I have served this entree at a dinner party to rave reviews.  What I like about it is the amount of time you have to serve appetizers and visit with your guests while it bakes.  Have a salad made in advance and maybe a loaf of crusty bread to go with it and you will be a hero without a whole lot of effort.

SOURCE:   Taste of Home magazine

Italian Wedding Soup

Here we are at the middle of June and the weather this week has been overcast and quite cool.

This put me in the mood for a warm bowl of soup.

Not a thick, hearty one but something rather light, yet filling and containing healthy ingredients.  The one that came to mind is this recipe for Italian Wedding soup.  A chicken broth base, with carrots, tiny pasta, beef meatballs and spinach,  it was just what I wanted.

A quick side note:  I always assumed it was so named because it was served at Italian weddings.  HaHa!  My friend Pauline who is  Italian by heritage straightened me out on that one.  She says it gets its name from the fact that it is a marriage of beef meatballs with chicken stock,  a wedding of sorts.  So—now we know.

I usually start this recipe by making the meatballs first,  putting them on a platter or tray in the refrigerator while I begin the actual soup-making……then when I need the meatballs they are all ready.  In fact they could be made a day in advance and kept cold so you save time on the day you make the soup, since this is what takes the most time.  With the meatballs all made, it takes less than an hour to make the soup.  Now let’s get started.

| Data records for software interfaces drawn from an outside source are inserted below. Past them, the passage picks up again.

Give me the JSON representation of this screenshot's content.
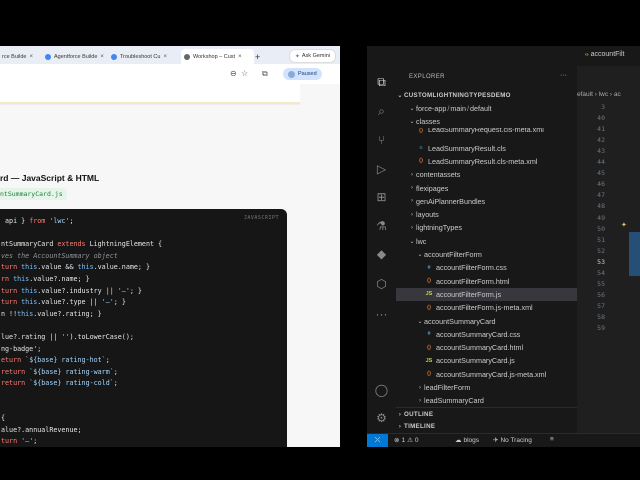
{
  "browser": {
    "tabs": [
      {
        "label": "rce Builde"
      },
      {
        "label": "Agentforce Builde"
      },
      {
        "label": "Troubleshoot Cu"
      },
      {
        "label": "Workshop – Cust",
        "active": true
      }
    ],
    "new_tab_label": "+",
    "ask_gemini": "Ask Gemini",
    "paused_label": "Paused",
    "content": {
      "section_title": "rd — JavaScript & HTML",
      "file_chip": "ntSummaryCard.js",
      "code_lang": "JAVASCRIPT",
      "code_lines": [
        " api } from 'lwc';",
        "",
        "ntSummaryCard extends LightningElement {",
        "ves the AccountSummary object",
        "turn this.value && this.value.name; }",
        "rn this.value?.name; }",
        "turn this.value?.industry || '—'; }",
        "turn this.value?.type || '—'; }",
        "n !!this.value?.rating; }",
        "",
        "lue?.rating || '').toLowerCase();",
        "ng-badge';",
        "eturn `${base} rating-hot`;",
        "return `${base} rating-warm`;",
        "return `${base} rating-cold`;",
        "",
        "",
        "{",
        "alue?.annualRevenue;",
        "turn '—';",
        "mberFormat('en-US', {",
        "cy', currency: 'USD', maximumFractionDigits: 0"
      ]
    }
  },
  "vscode": {
    "explorer_title": "EXPLORER",
    "explorer_more": "···",
    "root": "CUSTOMLIGHTNINGTYPESDEMO",
    "path_segments": [
      "force-app",
      "main",
      "default"
    ],
    "tree": [
      {
        "label": "classes",
        "indent": 2,
        "type": "folder-open"
      },
      {
        "label": "LeadSummaryRequest.cls-meta.xml",
        "indent": 3,
        "type": "xml",
        "partial": true
      },
      {
        "label": "LeadSummaryResult.cls",
        "indent": 3,
        "type": "cls"
      },
      {
        "label": "LeadSummaryResult.cls-meta.xml",
        "indent": 3,
        "type": "xml"
      },
      {
        "label": "contentassets",
        "indent": 2,
        "type": "folder"
      },
      {
        "label": "flexipages",
        "indent": 2,
        "type": "folder"
      },
      {
        "label": "genAiPlannerBundles",
        "indent": 2,
        "type": "folder"
      },
      {
        "label": "layouts",
        "indent": 2,
        "type": "folder"
      },
      {
        "label": "lightningTypes",
        "indent": 2,
        "type": "folder"
      },
      {
        "label": "lwc",
        "indent": 2,
        "type": "folder-open"
      },
      {
        "label": "accountFilterForm",
        "indent": 3,
        "type": "folder-open"
      },
      {
        "label": "accountFilterForm.css",
        "indent": 4,
        "type": "css"
      },
      {
        "label": "accountFilterForm.html",
        "indent": 4,
        "type": "html"
      },
      {
        "label": "accountFilterForm.js",
        "indent": 4,
        "type": "js",
        "selected": true
      },
      {
        "label": "accountFilterForm.js-meta.xml",
        "indent": 4,
        "type": "xml"
      },
      {
        "label": "accountSummaryCard",
        "indent": 3,
        "type": "folder-open"
      },
      {
        "label": "accountSummaryCard.css",
        "indent": 4,
        "type": "css"
      },
      {
        "label": "accountSummaryCard.html",
        "indent": 4,
        "type": "html"
      },
      {
        "label": "accountSummaryCard.js",
        "indent": 4,
        "type": "js"
      },
      {
        "label": "accountSummaryCard.js-meta.xml",
        "indent": 4,
        "type": "xml"
      },
      {
        "label": "leadFilterForm",
        "indent": 3,
        "type": "folder"
      },
      {
        "label": "leadSummaryCard",
        "indent": 3,
        "type": "folder"
      }
    ],
    "outline_label": "OUTLINE",
    "timeline_label": "TIMELINE",
    "editor_tab": "accountFilt",
    "breadcrumb": "efault › lwc › ac",
    "line_numbers": [
      "3",
      "40",
      "41",
      "42",
      "43",
      "44",
      "45",
      "46",
      "47",
      "48",
      "49",
      "50",
      "51",
      "52",
      "53",
      "54",
      "55",
      "56",
      "57",
      "58",
      "59"
    ],
    "current_line": "53",
    "status": {
      "errors": "1",
      "warnings": "0",
      "branch": "blogs",
      "tracing": "No Tracing"
    }
  }
}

  • 1  Tablespoon olive oil
  • 1 medium onion, chopped
  • 1-2 carrots, finely diced
  • 1 clove garlic, minced
  • 8 cups chicken broth
  • 3/4 teaspoon dried mixed Italian herbs
  • 1- 1 1/3 cups small pasta, like orzo or ditalini
  • 10 oz. box frozen spinach, thawed and squeezed dry; or 8 0z. fresh baby spinach
  • Prepared meatballs  (see separate directions)

For the meatballs:

  • 1 lb. ground beef
  • 1 egg
  • 1/4 cup bread crumbs, preferably Panko
  • 1/4 cup milk
  • 3/4 teaspoon salt
  • 1 Tablespoon finely diced onion
  • 1 Tablespoon grated Parmesan cheese
  • 1/2 teaspoon garlic powder
  • 1/2 teaspoon dried parsley

In a medium bowl mix together the milk, egg, salt, breadcrumbs, and seasonings.  Crumble and add the ground beef. Gently mix with  the other ingredients.  With your hands, form into tiny meatballs, about 1 inch in diameter.  It’s helpful to moisten your hands occasionally while doing this—-the meatballs seem to stick together better.


In a large soup kettle, sauté the onion and carrots in the olive oil, just till onion is translucent.  Add garlic and sauté another minute.

Add the chicken broth and herbs;  Bring to a boil, cover, and reduce heat to medium and simmer till vegetables are tender.  Add the pasta, bringing soup back up to boil,  simmer about 10 minutes.

Add the meatballs and cook until they are firm and float to the top,  about 4-5 minutes.

Stir in the spinach and cook until wilted, if using fresh, or warmed through if using frozen.  Taste and adjust seasoning with salt and pepper as needed.

Ladle soup into serving bowls and top with grated parmesan cheese.   Oh, yeah!  This is good stuff!

SOURCE:   Pauline’s recipe with slight modifications by yours truly.